- Your assignment:
Without including pictures, set down every record exactly as it stands.

- Records for the exercise:
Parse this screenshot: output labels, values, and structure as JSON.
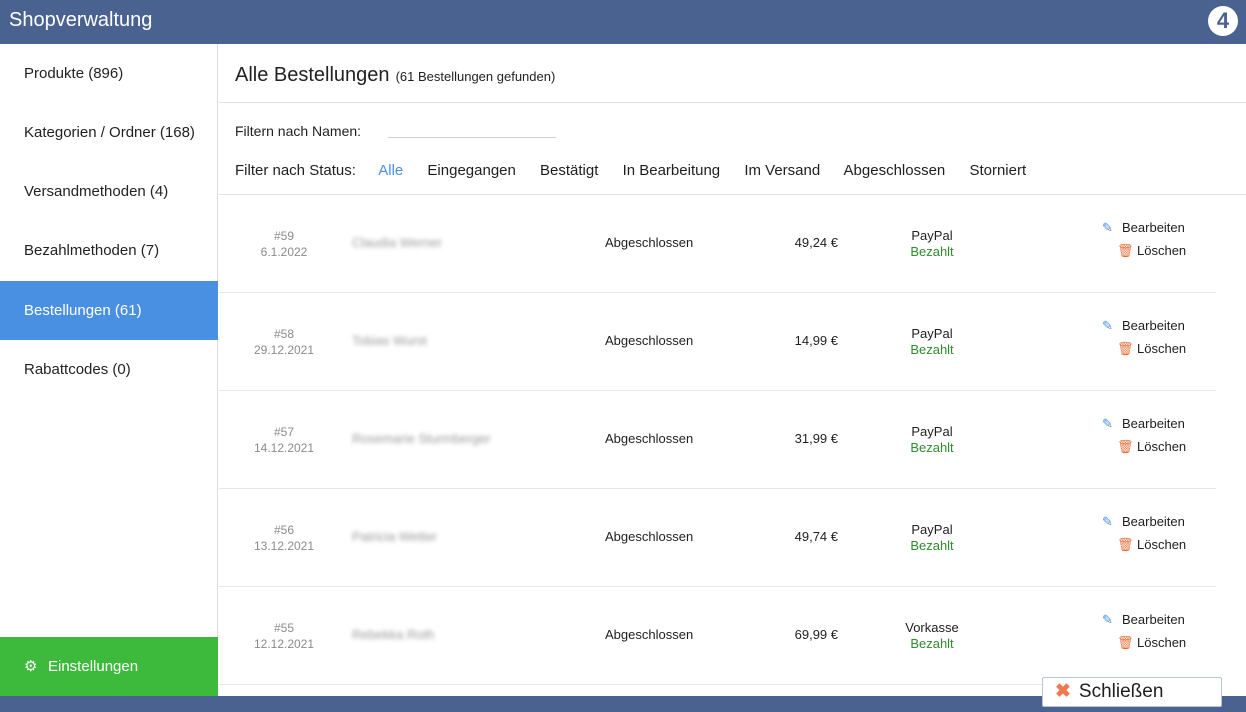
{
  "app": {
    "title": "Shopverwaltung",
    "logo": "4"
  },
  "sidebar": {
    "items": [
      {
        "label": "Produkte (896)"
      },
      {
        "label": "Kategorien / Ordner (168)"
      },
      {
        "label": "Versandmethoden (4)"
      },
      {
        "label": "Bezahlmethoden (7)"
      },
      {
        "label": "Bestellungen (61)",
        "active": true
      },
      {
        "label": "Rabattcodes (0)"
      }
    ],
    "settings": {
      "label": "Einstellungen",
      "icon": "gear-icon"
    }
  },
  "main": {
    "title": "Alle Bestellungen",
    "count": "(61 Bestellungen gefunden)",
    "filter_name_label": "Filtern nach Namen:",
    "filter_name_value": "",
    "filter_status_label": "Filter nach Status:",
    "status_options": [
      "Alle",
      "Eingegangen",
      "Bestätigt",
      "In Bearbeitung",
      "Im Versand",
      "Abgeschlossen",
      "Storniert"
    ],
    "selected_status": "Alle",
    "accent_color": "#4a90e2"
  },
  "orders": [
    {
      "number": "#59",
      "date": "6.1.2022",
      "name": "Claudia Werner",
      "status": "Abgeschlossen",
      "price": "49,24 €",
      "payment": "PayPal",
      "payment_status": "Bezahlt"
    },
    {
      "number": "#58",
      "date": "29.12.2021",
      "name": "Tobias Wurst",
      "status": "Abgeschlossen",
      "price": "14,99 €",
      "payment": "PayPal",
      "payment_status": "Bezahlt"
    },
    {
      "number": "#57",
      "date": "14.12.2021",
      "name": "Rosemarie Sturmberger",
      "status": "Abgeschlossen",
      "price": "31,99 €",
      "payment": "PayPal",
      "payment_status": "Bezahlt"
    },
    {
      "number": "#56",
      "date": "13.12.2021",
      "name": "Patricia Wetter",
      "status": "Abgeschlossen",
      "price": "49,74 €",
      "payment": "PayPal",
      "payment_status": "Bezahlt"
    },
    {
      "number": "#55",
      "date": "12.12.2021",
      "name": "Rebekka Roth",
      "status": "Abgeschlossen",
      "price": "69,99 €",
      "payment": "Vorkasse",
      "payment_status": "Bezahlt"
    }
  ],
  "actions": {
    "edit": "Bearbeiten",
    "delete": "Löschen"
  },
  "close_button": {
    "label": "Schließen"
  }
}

- Task response:
Parse this screenshot: output labels, values, and structure as JSON.
{
  "app": {
    "title": "Shopverwaltung",
    "logo": "4"
  },
  "sidebar": {
    "items": [
      {
        "label": "Produkte (896)"
      },
      {
        "label": "Kategorien / Ordner (168)"
      },
      {
        "label": "Versandmethoden (4)"
      },
      {
        "label": "Bezahlmethoden (7)"
      },
      {
        "label": "Bestellungen (61)",
        "active": true
      },
      {
        "label": "Rabattcodes (0)"
      }
    ],
    "settings": {
      "label": "Einstellungen",
      "icon": "gear-icon"
    }
  },
  "main": {
    "title": "Alle Bestellungen",
    "count": "(61 Bestellungen gefunden)",
    "filter_name_label": "Filtern nach Namen:",
    "filter_name_value": "",
    "filter_status_label": "Filter nach Status:",
    "status_options": [
      "Alle",
      "Eingegangen",
      "Bestätigt",
      "In Bearbeitung",
      "Im Versand",
      "Abgeschlossen",
      "Storniert"
    ],
    "selected_status": "Alle",
    "accent_color": "#4a90e2"
  },
  "orders": [
    {
      "number": "#59",
      "date": "6.1.2022",
      "name": "Claudia Werner",
      "status": "Abgeschlossen",
      "price": "49,24 €",
      "payment": "PayPal",
      "payment_status": "Bezahlt"
    },
    {
      "number": "#58",
      "date": "29.12.2021",
      "name": "Tobias Wurst",
      "status": "Abgeschlossen",
      "price": "14,99 €",
      "payment": "PayPal",
      "payment_status": "Bezahlt"
    },
    {
      "number": "#57",
      "date": "14.12.2021",
      "name": "Rosemarie Sturmberger",
      "status": "Abgeschlossen",
      "price": "31,99 €",
      "payment": "PayPal",
      "payment_status": "Bezahlt"
    },
    {
      "number": "#56",
      "date": "13.12.2021",
      "name": "Patricia Wetter",
      "status": "Abgeschlossen",
      "price": "49,74 €",
      "payment": "PayPal",
      "payment_status": "Bezahlt"
    },
    {
      "number": "#55",
      "date": "12.12.2021",
      "name": "Rebekka Roth",
      "status": "Abgeschlossen",
      "price": "69,99 €",
      "payment": "Vorkasse",
      "payment_status": "Bezahlt"
    }
  ],
  "actions": {
    "edit": "Bearbeiten",
    "delete": "Löschen"
  },
  "close_button": {
    "label": "Schließen"
  }
}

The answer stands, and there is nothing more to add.